综合开发

Configuring your Episerver libraries .NET Core way

微信扫一扫,分享到朋友圈

Configuring your Episerver libraries .NET Core way

Quite often when you develop a library, you need to run some initialization code or allow a library user to configure your it. Usually, developers add initializable modules in their libraries and use settings from Web.config to configure their libraries. However, these approaches have some drawbacks.

Drawbacks of initializable modules and configuration settings

The main drawback of initializable modules in libraries is that a library user cannot control when an initializable module is called. The user might want to disable initialization code too.

Another drawback is the startup time. Episerver scans for initializable modules, and it will take slightly more time to find and run those. If each small library would have an initializable module, then a more significant project which uses several libraries might be slow at startup.

Putting configuration settings in the Web.config forces to use only one way of configuration. If a developer wants to retrieve a configuration from another source (for example, database), then there is no way to do it. Also, in the future when we will get to .NET Core in Episerver, the library which forces usage of Web.config will not work anymore.

The new way

First of all, the configuration should be done in the code. This allows a developer to choose the source of configuration. In the simplest form, it is hardcoded in the code.

ASP.NET Core
has an excellent example of how to achieve it. It uses ConfigureServices
method for IoC configuration and Configure
method for request handling (and other) configuration.

In Episerver
, we have two similar extension points – IConfigurableModule
for IoC configuration and IInitializableModule
for other initialization code. Previously, we used to create own IConfigurableModule
and IInitializableModule
in our libraries, but instead, we should allow our library users to call library configuration code in their modules.

The usage of an imaginable library’s – MyLibrary
configuration might look like this:

[InitializableModule]
public class IoCModule : IConfigurableModule
{
  public void ConfigureContainer(ServiceConfigurationContext context)
  {
    context.AddMyLibrary();
  }
  public void Initialize(InitializationEngine context)
  {
  }
  public void Uninitialize(InitializationEngine context)
  {
  }
}
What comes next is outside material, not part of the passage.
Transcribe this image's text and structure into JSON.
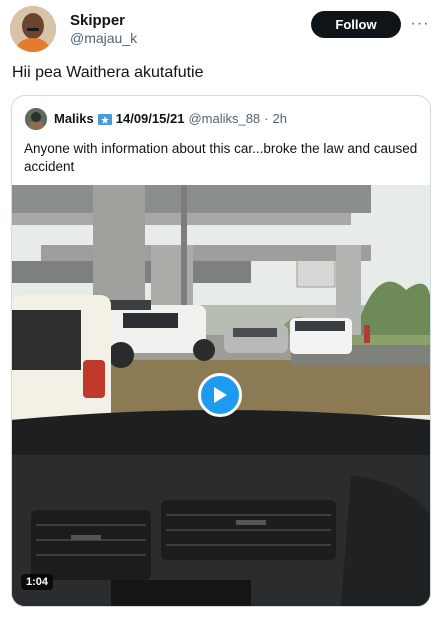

[InitializableModule]
[ModuleDependency(
  typeof(EPiServer.Web.InitializationModule),
  typeof(EPiServer.Commerce.Initialization.InitializationModule))]
public class AppInitialization : IInitializableModule
{
  public void Initialize(InitializationEngine context)
  {
    context.UseMyLibrary(settings => {
      settings.MyProperty = 20;
      return settings;
    });
  }
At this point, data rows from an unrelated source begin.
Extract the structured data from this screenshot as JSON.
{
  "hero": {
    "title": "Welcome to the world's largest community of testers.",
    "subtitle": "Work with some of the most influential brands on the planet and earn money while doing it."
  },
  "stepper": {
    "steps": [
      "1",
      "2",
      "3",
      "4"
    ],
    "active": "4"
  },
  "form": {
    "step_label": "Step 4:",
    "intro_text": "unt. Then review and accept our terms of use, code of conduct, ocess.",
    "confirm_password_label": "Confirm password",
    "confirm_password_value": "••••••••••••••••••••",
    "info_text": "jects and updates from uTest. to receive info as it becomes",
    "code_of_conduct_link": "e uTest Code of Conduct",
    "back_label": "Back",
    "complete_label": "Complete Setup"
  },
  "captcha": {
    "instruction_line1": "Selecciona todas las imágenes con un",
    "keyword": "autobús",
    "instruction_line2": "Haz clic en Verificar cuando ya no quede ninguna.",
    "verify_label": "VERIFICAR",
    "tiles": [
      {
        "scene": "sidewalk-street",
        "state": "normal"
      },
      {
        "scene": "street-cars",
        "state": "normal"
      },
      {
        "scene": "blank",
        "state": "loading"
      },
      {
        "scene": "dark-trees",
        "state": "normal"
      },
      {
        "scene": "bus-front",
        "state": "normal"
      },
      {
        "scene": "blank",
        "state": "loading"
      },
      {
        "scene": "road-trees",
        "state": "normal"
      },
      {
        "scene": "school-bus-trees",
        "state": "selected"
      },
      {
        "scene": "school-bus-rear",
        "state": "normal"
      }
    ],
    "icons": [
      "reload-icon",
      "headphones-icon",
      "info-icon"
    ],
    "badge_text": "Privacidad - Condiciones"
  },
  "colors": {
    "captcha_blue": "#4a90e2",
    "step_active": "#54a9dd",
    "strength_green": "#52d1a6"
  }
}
  public void Uninitialize(InitializationEngine context)
  {
  }
}

Here I am using the same naming as in ASP.NET Core
IoC
configuration extension methods start with Add
and configuration methods in an initializable module start with Use
. In the initializable module, you will have an option to configure the library by passing an action with settings configuration as a parameter.

An extension for IoC configuration is simple. It just registers your classes in an IoC container.

public static class IoCExtensions
{
  public static void AddMyLibrary(this ServiceConfigurationContext context)
  {
    context.Services.AddTransient();
  }
}

An extension with configuration is a little bit more complicated. First of all, you will need a settings class. You can add default settings in the constructor.

public class MySettings
{
  public MySettings()
  {
    MyProperty = 10;
  }
  public int MyProperty { get; set; }
}

Next, you need a class as an entry point for your library initialization. This class is responsible for passing settings to an appropriate destination. It could be some context class, storing in a database, passing settings to the service classes, etc.

public class MyLibraryInitializer
{
  IService _service;

  public MyLibraryInitializer(IService service, IService2 service2 ...)
  {
    _service = service;
  }

  public void Initialize(MySettings settings)
  {
    _service.AddMyProperty(settings.MyProperty);
  }
}

Now you can create an extension. This extension is just responsible for passing configured settings to the initializer.

public static class InitializationExtensions
{
  public static void UseMyLibrary(this this InitializationEngine context, Func configure)
  {
    var settings = new MySettings();
    settings = configure(settings);

    var initializer = context.Locate.Advanced.GetInstance();
    initializer.Initialize(settings);
  }
}

Now with this approach developers are free to choose how and when to call the initialization code of your library.

Import into the C # batch written in c ++ (Unity3D project)

上一篇

Pangolin Miner Claims 16nm ASIC Miner Will Compete With 7nm Machines

下一篇

你也可能喜欢

评论已经被关闭。

插入图片

热门栏目

Configuring your Episerver libraries .NET Core way

长按储存图像,分享给朋友